Copy each line of the material beneath that holds the word "文史鉴赏观".
*** Exercise material Section Begins ***
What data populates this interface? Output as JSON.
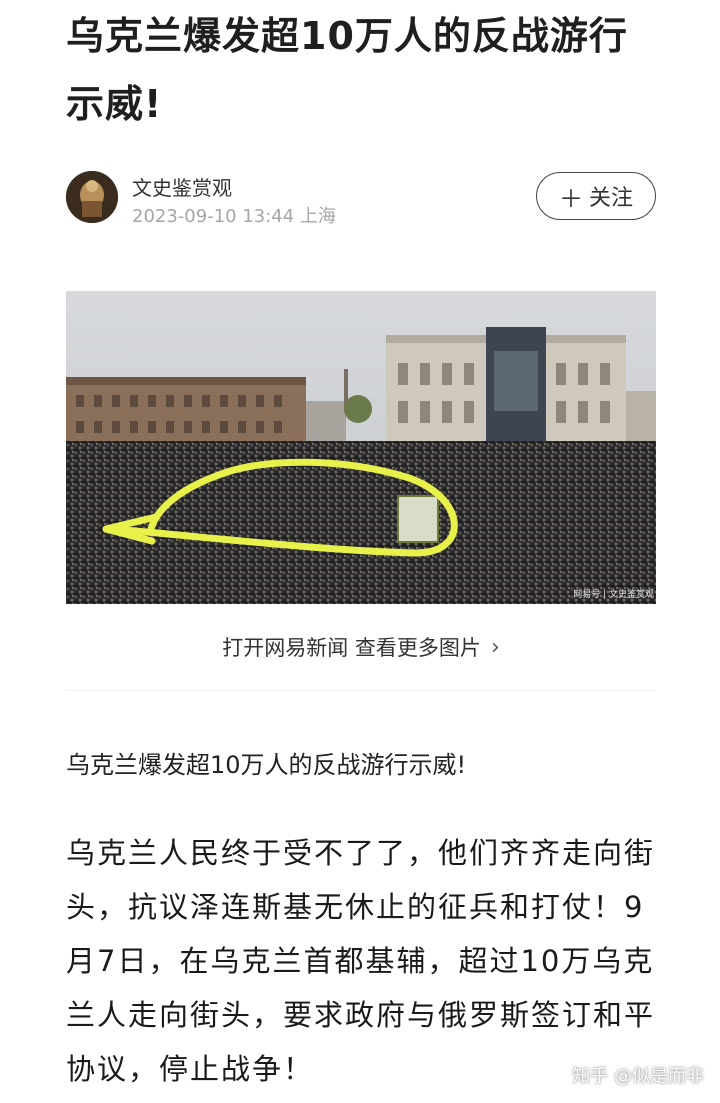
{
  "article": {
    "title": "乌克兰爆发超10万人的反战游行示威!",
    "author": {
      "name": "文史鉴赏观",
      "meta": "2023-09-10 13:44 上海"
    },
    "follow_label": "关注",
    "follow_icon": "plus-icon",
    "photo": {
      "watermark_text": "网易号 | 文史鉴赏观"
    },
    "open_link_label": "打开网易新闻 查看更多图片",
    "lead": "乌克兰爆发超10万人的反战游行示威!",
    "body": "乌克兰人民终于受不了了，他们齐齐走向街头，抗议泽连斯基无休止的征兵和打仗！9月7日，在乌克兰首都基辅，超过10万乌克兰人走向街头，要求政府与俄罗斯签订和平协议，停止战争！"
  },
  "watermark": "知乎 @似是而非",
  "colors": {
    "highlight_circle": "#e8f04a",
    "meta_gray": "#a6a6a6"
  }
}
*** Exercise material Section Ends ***
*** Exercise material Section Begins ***
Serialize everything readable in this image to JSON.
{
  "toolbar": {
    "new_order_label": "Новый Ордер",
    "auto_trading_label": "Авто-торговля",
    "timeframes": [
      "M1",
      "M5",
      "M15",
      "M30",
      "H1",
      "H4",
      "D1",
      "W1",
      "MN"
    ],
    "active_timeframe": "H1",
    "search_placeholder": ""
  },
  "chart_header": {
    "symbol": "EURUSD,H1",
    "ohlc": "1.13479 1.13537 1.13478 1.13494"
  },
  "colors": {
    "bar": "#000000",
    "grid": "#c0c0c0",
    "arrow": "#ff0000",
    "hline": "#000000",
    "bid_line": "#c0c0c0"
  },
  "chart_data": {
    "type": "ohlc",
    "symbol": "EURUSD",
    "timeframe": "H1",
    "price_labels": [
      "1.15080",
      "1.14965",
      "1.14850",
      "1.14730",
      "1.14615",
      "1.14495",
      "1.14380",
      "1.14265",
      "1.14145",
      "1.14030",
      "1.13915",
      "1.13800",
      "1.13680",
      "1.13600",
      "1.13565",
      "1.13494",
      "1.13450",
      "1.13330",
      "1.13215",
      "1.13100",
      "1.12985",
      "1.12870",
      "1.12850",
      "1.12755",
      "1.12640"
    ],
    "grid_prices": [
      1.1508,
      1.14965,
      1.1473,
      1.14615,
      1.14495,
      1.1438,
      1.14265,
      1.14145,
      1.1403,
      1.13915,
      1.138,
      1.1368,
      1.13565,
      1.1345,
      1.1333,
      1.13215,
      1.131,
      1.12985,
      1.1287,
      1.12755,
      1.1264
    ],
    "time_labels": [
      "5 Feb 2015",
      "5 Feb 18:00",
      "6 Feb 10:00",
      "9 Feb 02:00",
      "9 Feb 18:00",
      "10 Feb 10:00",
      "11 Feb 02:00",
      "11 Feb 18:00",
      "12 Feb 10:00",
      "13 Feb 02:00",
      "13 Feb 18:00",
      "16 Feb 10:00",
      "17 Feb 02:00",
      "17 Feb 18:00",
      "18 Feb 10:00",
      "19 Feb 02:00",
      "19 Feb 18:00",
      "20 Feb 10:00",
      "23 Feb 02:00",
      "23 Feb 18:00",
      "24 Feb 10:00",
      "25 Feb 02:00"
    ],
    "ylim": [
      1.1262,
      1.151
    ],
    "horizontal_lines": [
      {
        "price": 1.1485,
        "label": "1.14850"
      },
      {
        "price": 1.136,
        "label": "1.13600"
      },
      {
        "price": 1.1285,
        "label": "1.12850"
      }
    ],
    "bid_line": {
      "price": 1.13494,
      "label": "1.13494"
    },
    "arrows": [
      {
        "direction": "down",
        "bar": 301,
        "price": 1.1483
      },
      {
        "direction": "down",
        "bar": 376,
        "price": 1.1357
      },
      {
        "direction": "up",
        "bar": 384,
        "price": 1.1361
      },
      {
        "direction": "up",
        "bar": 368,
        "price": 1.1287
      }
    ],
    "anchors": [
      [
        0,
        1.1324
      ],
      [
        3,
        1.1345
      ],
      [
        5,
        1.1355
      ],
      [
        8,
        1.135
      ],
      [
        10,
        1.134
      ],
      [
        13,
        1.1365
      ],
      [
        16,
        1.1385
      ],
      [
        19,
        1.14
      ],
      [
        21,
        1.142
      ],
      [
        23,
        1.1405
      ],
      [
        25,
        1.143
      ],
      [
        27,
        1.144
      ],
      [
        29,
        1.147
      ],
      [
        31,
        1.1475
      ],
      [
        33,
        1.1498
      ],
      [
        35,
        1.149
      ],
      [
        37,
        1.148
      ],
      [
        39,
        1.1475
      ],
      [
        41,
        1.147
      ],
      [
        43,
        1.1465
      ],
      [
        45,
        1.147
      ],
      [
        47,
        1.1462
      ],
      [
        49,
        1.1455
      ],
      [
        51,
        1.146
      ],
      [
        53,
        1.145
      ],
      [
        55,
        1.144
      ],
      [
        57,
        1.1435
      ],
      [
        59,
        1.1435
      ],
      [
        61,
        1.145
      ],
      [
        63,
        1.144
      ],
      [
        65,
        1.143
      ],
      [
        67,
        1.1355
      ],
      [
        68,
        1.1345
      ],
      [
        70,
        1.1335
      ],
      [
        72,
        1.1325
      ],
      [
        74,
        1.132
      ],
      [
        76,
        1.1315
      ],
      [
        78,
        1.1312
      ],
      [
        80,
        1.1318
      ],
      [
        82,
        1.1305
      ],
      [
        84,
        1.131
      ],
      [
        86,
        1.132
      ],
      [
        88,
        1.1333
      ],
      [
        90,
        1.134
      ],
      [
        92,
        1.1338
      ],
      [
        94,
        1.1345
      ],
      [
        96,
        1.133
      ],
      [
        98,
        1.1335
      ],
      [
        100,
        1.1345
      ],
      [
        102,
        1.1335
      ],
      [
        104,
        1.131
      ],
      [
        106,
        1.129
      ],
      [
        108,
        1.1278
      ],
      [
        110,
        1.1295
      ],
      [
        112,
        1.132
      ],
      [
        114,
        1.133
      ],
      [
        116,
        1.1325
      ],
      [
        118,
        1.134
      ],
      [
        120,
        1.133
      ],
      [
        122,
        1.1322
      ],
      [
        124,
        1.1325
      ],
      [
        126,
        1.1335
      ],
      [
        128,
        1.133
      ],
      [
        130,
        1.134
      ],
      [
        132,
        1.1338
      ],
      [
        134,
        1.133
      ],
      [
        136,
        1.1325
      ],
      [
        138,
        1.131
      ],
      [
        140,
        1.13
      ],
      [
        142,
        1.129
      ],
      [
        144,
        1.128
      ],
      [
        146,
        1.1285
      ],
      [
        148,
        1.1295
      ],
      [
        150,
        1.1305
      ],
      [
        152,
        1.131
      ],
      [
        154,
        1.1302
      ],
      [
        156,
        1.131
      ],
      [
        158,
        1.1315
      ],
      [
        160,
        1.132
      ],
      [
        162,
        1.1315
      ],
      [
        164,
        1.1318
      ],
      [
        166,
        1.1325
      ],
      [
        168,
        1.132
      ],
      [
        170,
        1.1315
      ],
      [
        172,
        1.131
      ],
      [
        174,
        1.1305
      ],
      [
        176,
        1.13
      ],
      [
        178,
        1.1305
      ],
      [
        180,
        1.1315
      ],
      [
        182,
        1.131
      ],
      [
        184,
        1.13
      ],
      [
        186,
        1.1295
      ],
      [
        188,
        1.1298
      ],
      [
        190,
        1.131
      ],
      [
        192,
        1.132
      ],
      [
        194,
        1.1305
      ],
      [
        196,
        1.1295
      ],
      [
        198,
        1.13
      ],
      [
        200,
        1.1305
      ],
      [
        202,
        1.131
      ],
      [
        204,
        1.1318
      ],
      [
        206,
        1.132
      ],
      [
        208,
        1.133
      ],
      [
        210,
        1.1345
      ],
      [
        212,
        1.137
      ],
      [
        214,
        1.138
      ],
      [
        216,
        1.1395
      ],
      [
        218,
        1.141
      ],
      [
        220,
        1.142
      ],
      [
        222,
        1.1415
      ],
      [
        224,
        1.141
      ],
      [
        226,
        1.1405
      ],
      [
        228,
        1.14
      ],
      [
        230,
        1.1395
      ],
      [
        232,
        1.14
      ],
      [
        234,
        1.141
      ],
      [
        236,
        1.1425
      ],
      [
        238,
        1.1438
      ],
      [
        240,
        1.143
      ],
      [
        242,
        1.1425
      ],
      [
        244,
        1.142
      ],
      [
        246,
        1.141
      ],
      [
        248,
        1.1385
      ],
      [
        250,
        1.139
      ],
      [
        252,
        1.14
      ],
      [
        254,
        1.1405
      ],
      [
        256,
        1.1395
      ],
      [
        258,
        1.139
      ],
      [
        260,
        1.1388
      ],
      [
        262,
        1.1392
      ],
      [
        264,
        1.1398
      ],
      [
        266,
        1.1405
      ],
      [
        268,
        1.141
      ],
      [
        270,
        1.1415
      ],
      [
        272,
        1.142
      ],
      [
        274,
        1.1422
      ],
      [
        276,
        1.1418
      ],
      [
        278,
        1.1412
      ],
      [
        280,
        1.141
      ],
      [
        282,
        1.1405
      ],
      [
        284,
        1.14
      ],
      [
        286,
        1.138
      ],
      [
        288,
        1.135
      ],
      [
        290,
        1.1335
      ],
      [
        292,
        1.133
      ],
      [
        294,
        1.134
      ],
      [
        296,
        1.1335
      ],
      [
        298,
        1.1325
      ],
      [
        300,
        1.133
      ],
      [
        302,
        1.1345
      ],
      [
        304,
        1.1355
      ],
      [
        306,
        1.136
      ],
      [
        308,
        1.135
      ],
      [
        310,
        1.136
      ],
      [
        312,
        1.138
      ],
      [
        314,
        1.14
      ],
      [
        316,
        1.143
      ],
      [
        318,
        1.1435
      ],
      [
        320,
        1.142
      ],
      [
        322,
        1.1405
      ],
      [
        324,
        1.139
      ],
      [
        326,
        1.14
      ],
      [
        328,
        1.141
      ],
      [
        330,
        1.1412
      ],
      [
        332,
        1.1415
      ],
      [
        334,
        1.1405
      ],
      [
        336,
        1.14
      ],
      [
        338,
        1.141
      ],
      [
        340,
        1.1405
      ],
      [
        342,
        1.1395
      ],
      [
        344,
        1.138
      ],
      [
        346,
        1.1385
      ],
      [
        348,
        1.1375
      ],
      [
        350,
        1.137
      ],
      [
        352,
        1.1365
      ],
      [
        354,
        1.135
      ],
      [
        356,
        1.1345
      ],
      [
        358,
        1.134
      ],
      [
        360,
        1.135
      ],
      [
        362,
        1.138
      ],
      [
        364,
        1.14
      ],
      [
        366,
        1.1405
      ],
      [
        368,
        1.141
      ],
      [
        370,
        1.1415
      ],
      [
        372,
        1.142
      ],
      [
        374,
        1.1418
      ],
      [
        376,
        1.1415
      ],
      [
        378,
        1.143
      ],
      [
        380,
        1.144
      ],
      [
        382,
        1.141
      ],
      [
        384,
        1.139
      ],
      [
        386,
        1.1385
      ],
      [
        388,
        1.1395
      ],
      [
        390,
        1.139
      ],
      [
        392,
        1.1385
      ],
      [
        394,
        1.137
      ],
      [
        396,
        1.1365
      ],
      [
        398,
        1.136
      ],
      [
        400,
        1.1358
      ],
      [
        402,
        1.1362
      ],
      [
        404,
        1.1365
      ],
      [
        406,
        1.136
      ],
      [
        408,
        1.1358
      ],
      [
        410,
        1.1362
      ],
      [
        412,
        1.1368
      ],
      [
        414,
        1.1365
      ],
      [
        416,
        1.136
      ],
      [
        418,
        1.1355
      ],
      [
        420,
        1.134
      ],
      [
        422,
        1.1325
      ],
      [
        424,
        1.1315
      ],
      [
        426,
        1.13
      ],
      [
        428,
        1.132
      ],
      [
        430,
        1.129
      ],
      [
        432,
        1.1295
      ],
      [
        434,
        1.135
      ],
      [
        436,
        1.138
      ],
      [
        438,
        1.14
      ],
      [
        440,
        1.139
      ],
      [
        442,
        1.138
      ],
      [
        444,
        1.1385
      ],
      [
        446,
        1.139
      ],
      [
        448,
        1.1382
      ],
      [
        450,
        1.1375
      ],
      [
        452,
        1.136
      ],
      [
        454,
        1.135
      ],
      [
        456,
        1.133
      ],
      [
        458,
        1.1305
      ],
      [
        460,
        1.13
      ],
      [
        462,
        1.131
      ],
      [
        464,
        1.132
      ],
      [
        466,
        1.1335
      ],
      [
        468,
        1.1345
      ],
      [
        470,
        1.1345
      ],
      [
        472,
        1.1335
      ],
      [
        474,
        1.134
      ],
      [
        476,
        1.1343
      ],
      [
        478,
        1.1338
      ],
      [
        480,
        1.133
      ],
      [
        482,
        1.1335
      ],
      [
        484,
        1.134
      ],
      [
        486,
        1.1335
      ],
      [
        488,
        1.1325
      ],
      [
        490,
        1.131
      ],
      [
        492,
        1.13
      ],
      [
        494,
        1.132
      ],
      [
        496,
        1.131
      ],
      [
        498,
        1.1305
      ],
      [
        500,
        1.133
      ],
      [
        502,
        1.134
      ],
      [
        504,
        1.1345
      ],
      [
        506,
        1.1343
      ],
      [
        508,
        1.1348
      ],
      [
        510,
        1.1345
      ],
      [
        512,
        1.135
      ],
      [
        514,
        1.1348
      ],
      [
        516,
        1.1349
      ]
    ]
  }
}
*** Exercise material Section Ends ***
> [Written solution]:
      "name": "文史鉴赏观",
      "watermark_text": "网易号 | 文史鉴赏观"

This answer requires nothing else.